WHAT TO PRODUCE: Would you write out all the records again, exactly?

*-*-*

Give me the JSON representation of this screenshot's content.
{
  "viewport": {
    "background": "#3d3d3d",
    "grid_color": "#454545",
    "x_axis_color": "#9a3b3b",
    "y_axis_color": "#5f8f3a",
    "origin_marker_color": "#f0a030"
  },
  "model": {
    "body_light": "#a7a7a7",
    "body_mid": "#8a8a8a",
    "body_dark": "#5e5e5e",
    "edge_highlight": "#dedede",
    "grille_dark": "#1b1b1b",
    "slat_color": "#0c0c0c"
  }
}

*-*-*

WRITTEN ANSWER:
Give me the JSON representation of this screenshot's content.
{
  "viewport": {
    "background": "#3d3d3d",
    "grid_color": "#454545",
    "x_axis_color": "#9a3b3b",
    "y_axis_color": "#5f8f3a",
    "origin_marker_color": "#f0a030"
  },
  "model": {
    "body_light": "#a7a7a7",
    "body_mid": "#8a8a8a",
    "body_dark": "#5e5e5e",
    "edge_highlight": "#dedede",
    "grille_dark": "#1b1b1b",
    "slat_color": "#0c0c0c"
  }
}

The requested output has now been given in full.